I have been specializing in the repair and restoration of vintage plumbing fixtures for nearly twenty years now. I long since came to the conclusion that being old does not make something good or worth restoring. Yes, there is a correlation, and yes, things do not seem to be manufactured today with the same high levels of care and integrity that seemed to exist long ago.
Think about this though. Of the product that has lasted and endured for the last sixty, seventy, and eighty years, how much is that longevity associated with good design? By good design I refer not only to solid enduring function, but to timeless visual appeal. Yes they last but do they last longer because we like the look of them and continue to keep them in working order? What of the product that was not attractive? What of the product that was not designed well enough to last, be appealing, or be easily serviceable? If it wasn't well designed all those decades ago how much of it do we still see today? I have to wonder how much our estimation of the value of older product is skewed by the quality of the remnant while we do not see the quality of the whole.
My point is this. When quality materials and good design come together enduring product tends to be produced. When economical materials and design by necessity come into play the resultant product will not tend to endure.
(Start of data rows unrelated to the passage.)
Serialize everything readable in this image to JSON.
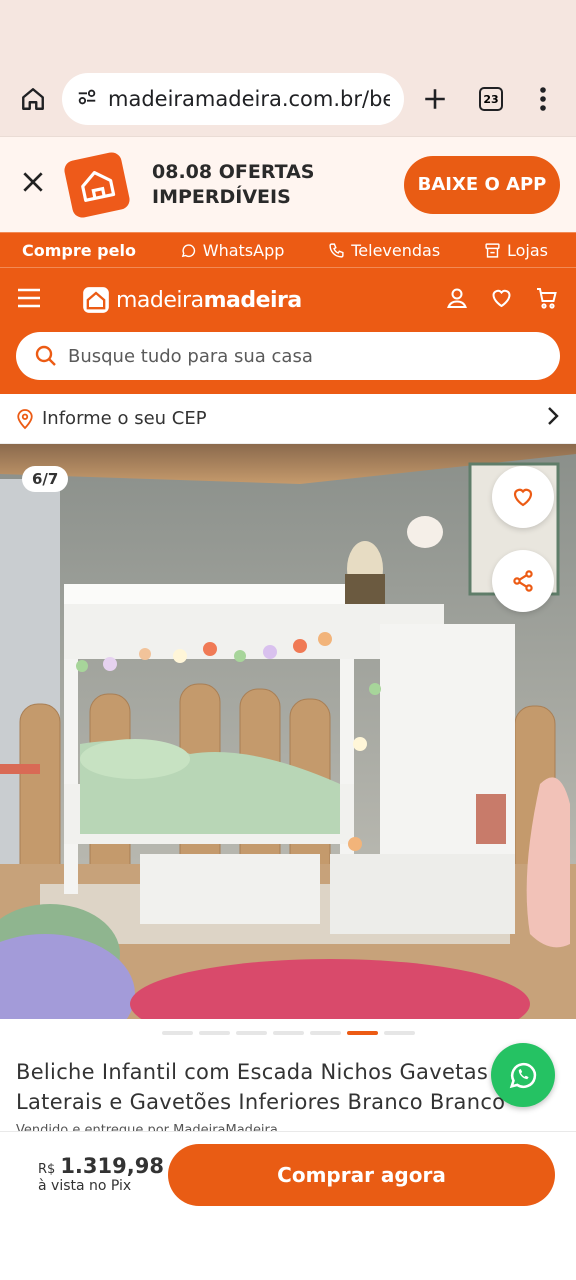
{
  "browser": {
    "url": "madeiramadeira.com.br/be",
    "tab_count": "23"
  },
  "app_banner": {
    "promo_text": "08.08 OFERTAS IMPERDÍVEIS",
    "button_label": "BAIXE O APP"
  },
  "contact_bar": {
    "lead": "Compre pelo",
    "whatsapp": "WhatsApp",
    "televendas": "Televendas",
    "lojas": "Lojas"
  },
  "header": {
    "brand_light": "madeira",
    "brand_bold": "madeira",
    "search_placeholder": "Busque tudo para sua casa"
  },
  "cep": {
    "label": "Informe o seu CEP"
  },
  "gallery": {
    "counter": "6/7",
    "current_index": 6,
    "total": 7
  },
  "product": {
    "title": "Beliche Infantil com Escada Nichos Gavetas Laterais e Gavetões Inferiores Branco Branco",
    "sold_by": "Vendido e entregue por MadeiraMadeira"
  },
  "buy_bar": {
    "currency": "R$",
    "price": "1.319,98",
    "price_note": "à vista no Pix",
    "button_label": "Comprar agora"
  },
  "colors": {
    "brand_orange": "#ec5b14",
    "whatsapp_green": "#25c263",
    "browser_bg": "#f5e6e0"
  }
}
I typically express this notion by simply saying, 'Quality in-Quality out.' I have not, until now, put my thoughts about it into written words. So there you have it.